By Tracy Kaler
As I walk South on Broadway, I always know how many blocks I have left until I reach Zabar’s without ever looking at a street sign. I see the crowds of pedestrians ahead, the commotion and energy as I approach the store, and when I reach West 81st Street – the orange and white bags.
For more than 75 years, the landmark specialty store, originally owned and managed by Louis and Lillian Zabar, has been located on the block between 80th and 81st Streets on Broadway. Now owned by their sons Saul and Stanley, the destination attracts locals and tourists alike.
In addition to coffee and fish, Zabar’s is also especially known for their gourmet cheeses, breads, olives, and a block-long prepared food counter where impatient customers keep 5-6 employees on their toes at one time. It’s not unusual for 20-30 patrons to wait with their numbers in hand on a weekend, as they eye the array of dishes like seafood paella, beef brisket, and Zabar’s own version of chicken parm in the packed display case.
Zabar’s began as a single storefront, but expanded over the years as neighboring spaces on Broadway became available. The mezzanine opened in the 1970s, and sells a plethora of kitchen gadgets and housewares including espresso machines, food processors, and portable grills. These non-food items comprise about 20 percent of the store’s total sales.
Long-time general manager Scott Goldshine says that despite the expansions over the years, Zabar’s is still very much a family business. Goldshine, who started at Zabar’s as a garbage boy 35 years ago, has managed the market for 15 years.
“I live on the Upper West Side, and Saul and Stanley live here too. We’re proud of being in this neighborhood, and being independent.” Zabar’s is part of a dying breed of small family businesses that have mostly disappeared from the streetscape of the Upper West and much of New York City. According to Goldshine, many of the employees have remained for 10 or 20 years and more, and it’s not uncommon for children and grandchildren to follow in the footsteps of their parents and seek a job a Zabar’s. “We have a loyal, dedicated staff. They care for the store, and for our customers, and it shows.”
Open 365 days a year, the busiest are holidays such as Yom Kippur and Thanksgiving. “We’re not like most markets. We rarely say ‘No’ to a customer.” Zabar’s frequently has clients call or come by on Thanksgiving morning for turkey and the standard accouterments. “We take orders up to the last minute.” As a result, holidays often warrant 24-hour shifts from the staff to get all of the orders out in time. Procrastinating New Yorkers know they can turn to Zabar’s. “We never turn away an order,” said Goldshine.
Saul and Stanley remain active in the shop’s operations on a daily basis. “They’re still very involved. There’s always a manager available on any given day,” Goldshine commented. Good management may be a main ingredient in Zabar’s recipe for success, but so is “tight quality control and selling the best product,” explained Goldshine. Along with top quality, they try to keep prices reasonable.

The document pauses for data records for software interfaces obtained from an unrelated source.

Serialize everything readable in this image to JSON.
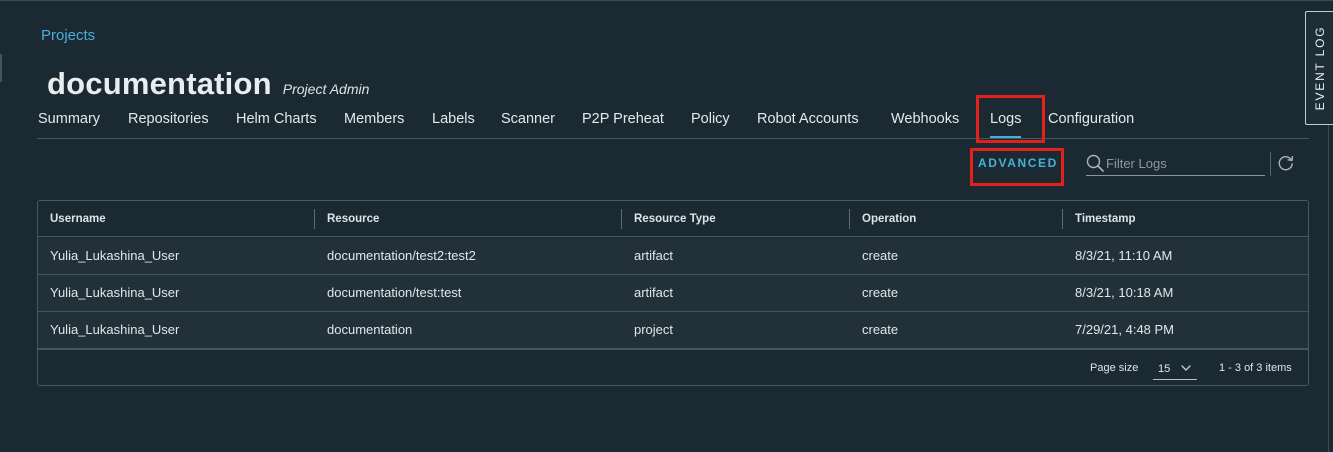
{
  "breadcrumb": {
    "label": "Projects"
  },
  "project": {
    "name": "documentation",
    "role": "Project Admin"
  },
  "tabs": [
    {
      "label": "Summary"
    },
    {
      "label": "Repositories"
    },
    {
      "label": "Helm Charts"
    },
    {
      "label": "Members"
    },
    {
      "label": "Labels"
    },
    {
      "label": "Scanner"
    },
    {
      "label": "P2P Preheat"
    },
    {
      "label": "Policy"
    },
    {
      "label": "Robot Accounts"
    },
    {
      "label": "Webhooks"
    },
    {
      "label": "Logs",
      "active": true
    },
    {
      "label": "Configuration"
    }
  ],
  "toolbar": {
    "advanced_label": "ADVANCED",
    "filter_placeholder": "Filter Logs",
    "filter_icon": "search-icon",
    "refresh_icon": "refresh-icon"
  },
  "grid": {
    "columns": [
      "Username",
      "Resource",
      "Resource Type",
      "Operation",
      "Timestamp"
    ],
    "rows": [
      [
        "Yulia_Lukashina_User",
        "documentation/test2:test2",
        "artifact",
        "create",
        "8/3/21, 11:10 AM"
      ],
      [
        "Yulia_Lukashina_User",
        "documentation/test:test",
        "artifact",
        "create",
        "8/3/21, 10:18 AM"
      ],
      [
        "Yulia_Lukashina_User",
        "documentation",
        "project",
        "create",
        "7/29/21, 4:48 PM"
      ]
    ],
    "footer": {
      "page_size_label": "Page size",
      "page_size_value": "15",
      "pagination_info": "1 - 3 of 3 items"
    }
  },
  "event_log": {
    "label": "EVENT LOG"
  },
  "colors": {
    "accent": "#4aaed9",
    "background": "#1b2a32",
    "highlight": "#e3211c"
  }
}
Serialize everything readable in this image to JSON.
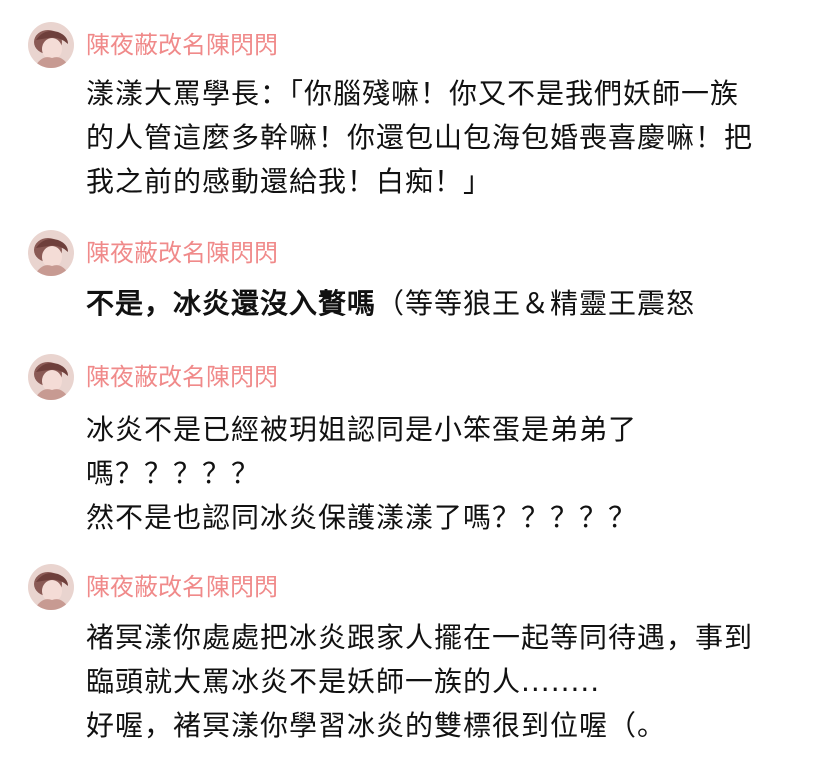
{
  "comments": [
    {
      "username": "陳夜蔽改名陳閃閃",
      "lines": [
        "漾漾大罵學長：「你腦殘嘛！你又不是我們妖師一族",
        "的人管這麼多幹嘛！你還包山包海包婚喪喜慶嘛！把",
        "我之前的感動還給我！白痴！」"
      ]
    },
    {
      "username": "陳夜蔽改名陳閃閃",
      "bold_part": "不是，冰炎還沒入贅嗎",
      "normal_part": "（等等狼王＆精靈王震怒"
    },
    {
      "username": "陳夜蔽改名陳閃閃",
      "lines": [
        "冰炎不是已經被玥姐認同是小笨蛋是弟弟了",
        "嗎？？？？？",
        "然不是也認同冰炎保護漾漾了嗎？？？？？"
      ]
    },
    {
      "username": "陳夜蔽改名陳閃閃",
      "lines": [
        "褚冥漾你處處把冰炎跟家人擺在一起等同待遇，事到",
        "臨頭就大罵冰炎不是妖師一族的人........",
        "好喔，褚冥漾你學習冰炎的雙標很到位喔（。"
      ]
    }
  ],
  "colors": {
    "username": "#f08a8a",
    "text": "#111111",
    "background": "#ffffff"
  },
  "icons": {
    "avatar": "user-avatar-icon"
  }
}
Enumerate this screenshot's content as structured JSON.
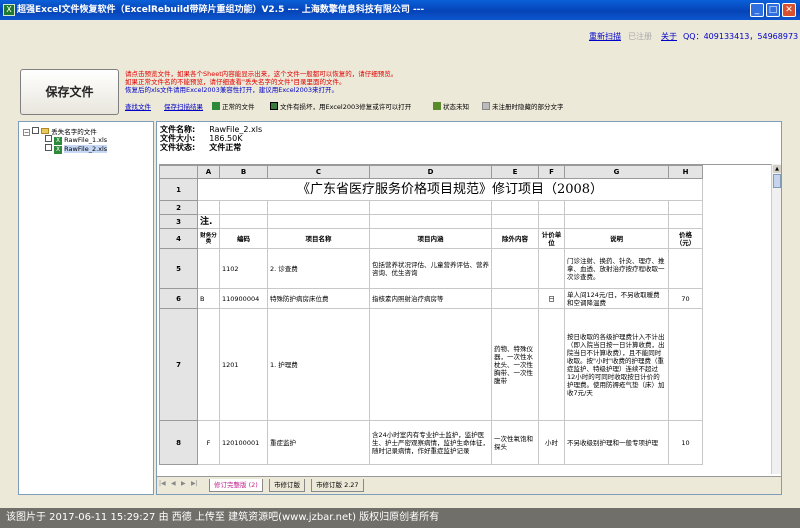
{
  "window": {
    "title": "超强Excel文件恢复软件（ExcelRebuild带碎片重组功能）V2.5 --- 上海数擎信息科技有限公司 ---",
    "minimize": "_",
    "maximize": "□",
    "close": "✕"
  },
  "toolbar": {
    "rescan": "重新扫描",
    "registered": "已注册",
    "about": "关于",
    "qq": "QQ：409133413，54968973"
  },
  "save_button": "保存文件",
  "hints": [
    "请点击预览文件，如果各个Sheet内容能显示出来，这个文件一般都可以恢复的，请仔细预览。",
    "如果正常文件名的不能预览，请仔细查看\"丢失名字的文件\"目录里面的文件。",
    "恢复后的xls文件请用Excel2003兼容性打开，建议用Excel2003来打开。"
  ],
  "legend": {
    "find": "查找文件",
    "save_result": "保存扫描结果",
    "normal": "正常的文件",
    "damaged": "文件有损坏，用Excel2003修复或许可以打开",
    "unknown": "状态未知",
    "unregistered": "未注册时隐藏的部分文字"
  },
  "tree": {
    "root": "丢失名字的文件",
    "files": [
      "RawFile_1.xls",
      "RawFile_2.xls"
    ]
  },
  "fileinfo": {
    "name_label": "文件名称:",
    "name": "RawFile_2.xls",
    "size_label": "文件大小:",
    "size": "186.50K",
    "status_label": "文件状态:",
    "status": "文件正常"
  },
  "sheet": {
    "columns": [
      "",
      "A",
      "B",
      "C",
      "D",
      "E",
      "F",
      "G",
      "H"
    ],
    "rows": [
      {
        "n": "1",
        "title": "《广东省医疗服务价格项目规范》修订项目（2008）"
      },
      {
        "n": "2",
        "cells": [
          "",
          "",
          "",
          "",
          "",
          "",
          "",
          ""
        ]
      },
      {
        "n": "3",
        "cells": [
          "注.",
          "",
          "",
          "",
          "",
          "",
          "",
          ""
        ]
      },
      {
        "n": "4",
        "cells": [
          "财务分类",
          "编码",
          "项目名称",
          "项目内涵",
          "除外内容",
          "计价单位",
          "说明",
          "价格（元）"
        ]
      },
      {
        "n": "5",
        "cells": [
          "",
          "1102",
          "2. 诊查费",
          "包括营养状况评估、儿童营养评估、营养咨询、优生咨询",
          "",
          "",
          "门诊注射、换药、针灸、理疗、推拿、血透、放射治疗按疗程收取一次诊查费。",
          ""
        ]
      },
      {
        "n": "6",
        "cells": [
          "B",
          "110900004",
          "特殊防护病房床位费",
          "指核素内照射治疗病房等",
          "",
          "日",
          "单人间124元/日，不另收取暖费和空调降温费",
          "70"
        ]
      },
      {
        "n": "7",
        "cells": [
          "",
          "1201",
          "1. 护理费",
          "",
          "药物、特殊仪器，一次性水枕头、一次性胸带、一次性腹带",
          "",
          "按日收取的各级护理费计入不计出（即入院当日按一日计算收费，出院当日不计算收费），且不能同时收取。按\"小时\"收费的护理费（重症监护、特级护理）连续不超过12小时的可同时收取按日计价的护理费。使用防褥疮气垫（床）加收7元/天",
          ""
        ]
      },
      {
        "n": "8",
        "cells": [
          "F",
          "120100001",
          "重症监护",
          "含24小时室内有专业护士监护，监护医生、护士严密观察病情，监护生命体征，随时记录病情，作好重症监护记录",
          "一次性氧饱和探头",
          "小时",
          "不另收级别护理和一般专项护理",
          "10"
        ]
      }
    ]
  },
  "tabs": {
    "nav": [
      "|◀",
      "◀",
      "▶",
      "▶|"
    ],
    "items": [
      "修订完整版 (2)",
      "市修订版",
      "市修订版 2.27"
    ]
  },
  "status": "该图片于 2017-06-11 15:29:27 由 西德 上传至 建筑资源吧(www.jzbar.net) 版权归原创者所有",
  "colors": {
    "title_bar": "#0a5fd8",
    "hint_red": "#e00000",
    "hint_blue": "#0000c8",
    "link": "#0000c8"
  }
}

Personally, my favorites include the smoked salmon, French feta, and the rye bread, to name a few. There’s only one problem — I haven’t quite figured out how to maneuver from the cheese section to the fish counter to the bread department when I’m in a hurry. Then I tell myself that it’s only 15 minutes of my life, and soon I’ll be out of the madness of Zabar’s and on the street in the madness of Manhattan, until the next time.
I lamented to Goldshine my experience with crowds while shopping on the eve of Rosh Hashanah or at Passover. He understood.
“Occasionally, I have to lock the doors because there are too many people inside,” he said. But eventually, those crowds from inside filter back out onto Broadway; he unlocks the doors, and thousands of others fill the store again.
2245 West 80th Street
This is the fourth article in a West Side Rag series about the most essential eateries on the Upper West Side. Spurred by the sudden closure of H&H Bagels last year, we asked ourselves the question: what other restaurants, markets, and bakeries are absolutely essential to the neighborhood? This is not a list of the “best” restaurants; it’s an homage to the places that define the neighborhood, the spots where we hope and expect our grandchildren will be noshing decades from now.
Tracy Kaler is an Upper West Sider, who was a cool kid back in the 70’s, when everything was cool and a little scary. Now she’s a writer/blogger, dancer, interior designer, amateur cook/foodie, fashionista wannabe, and overall creative soul. You can read more of her writing at Tracy’s New York Life.
Photos by Tracy Kaler.